Albemarle Corp, Livent Corp and other producers are scrambling to make more lithium, but some analysts worry the recent price jump will not spur a big enough expansion to meet a planned wave of new EV models by mid-decade.
Since January, General Motors Co, Ford Motor Co LG Energy Solution and SK Innovation Co, along with other automakers and battery parts manufacturers, have said they will spend billions of dollars on EV plants.
U.S. President Joe Biden has proposed spending $174bn to boost EV sales and infrastructure. The European Union has similar plans, part of a rush to catch up with global EV leader China.
Those moves have helped an index of lithium prices jump 59 percent since April 2020, according to data from Benchmark Mineral Intelligence, a commodity pricing provider.
The rising demand “reflects what feels like a real and fundamental turning point in our industry,” said Paul Graves, chief executive of Livent Corp, which supplies Tesla Inc. On Monday, it said it would more than double its annual lithium production to 115,000 tonnes.
Graves warned, though, that “it will be a challenge for the lithium industry to produce sufficient qualified material in the near and medium term.”
Albemarle, the world’s largest lithium producer, aims to double its production capacity to 175,000 tonnes by the end of the year when two construction projects are complete. Albemarle's Q1 profit beat expectations thanks to rising lithium prices. Chile’s SQM, the No. 2 producer, said its goal to expand production of lithium carbonate by 71 percent to 120,000 tonnes should be complete by December.
Australia’s Orocobre is paying $1.4 billion for smaller rival Galaxy Resources, a strategy designed to boost scale and help it grow faster in regions closer to customers.
“The next few years are going to be critical in terms of whether there’s enough available lithium supply, and that’s why you’re starting to see commodity prices start to ramp,” said Chris Berry, an independent lithium industry consultant.
The price gains helped Albemarle and other major producers, including China’s Ganfeng Lithium Co and SQM, post big gains in first-quarter profit and boost forecasts for the year.
Even China’s Tianqi Lithium Corp, saddled with debt due to years of low lithium prices, signaled that recovering demand should help it swing to a profit this year.

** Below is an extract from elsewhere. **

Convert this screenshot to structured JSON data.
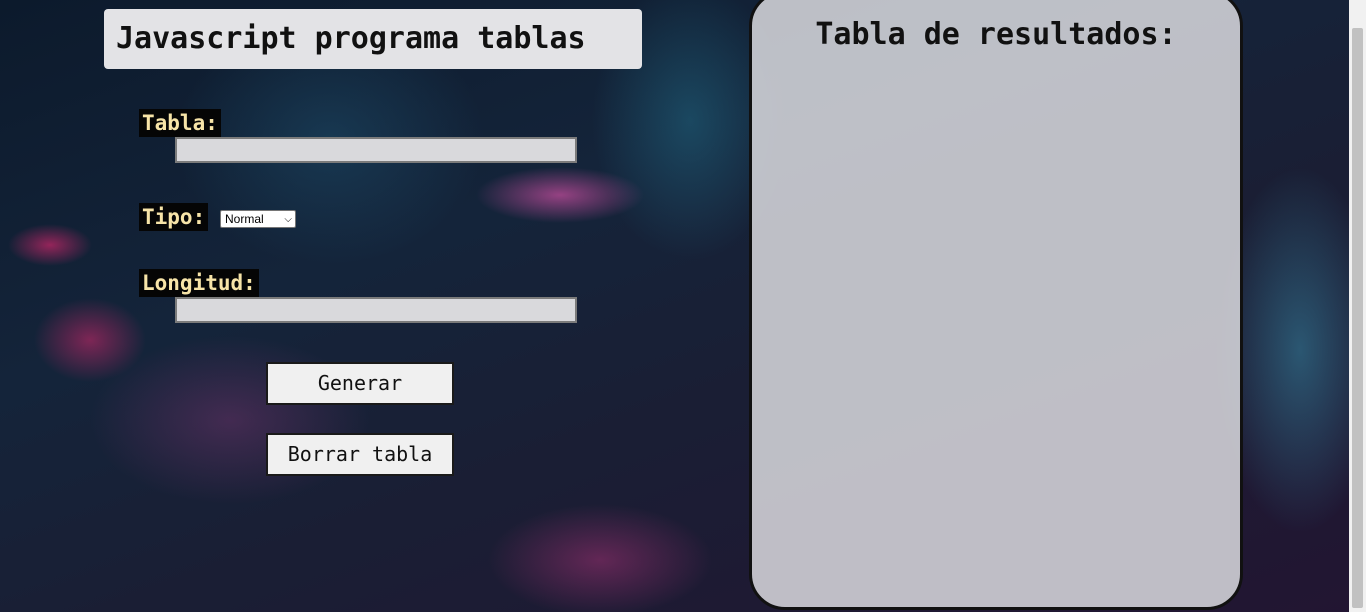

Forecasts call for demand for the white metals to surge from about 320,000 tonnes annually last year to more than 1 million tonnes annually by 2025, when many automakers plan to launch new EV fleets, according to Benchmark.
Still, demand is expected to outstrip supply in 2025 by more than 200,000 tonnes, so lithium prices may need to rise to encourage producers to build more mines. That could boost the prices consumers pay for EVs. “Companies across the lithium-ion supply chain are in the best position they’ve been in for the last 5 years,” said Pedro Palandrani of the Global X Lithium & Battery Technology ETF , which has doubled in value in the past year.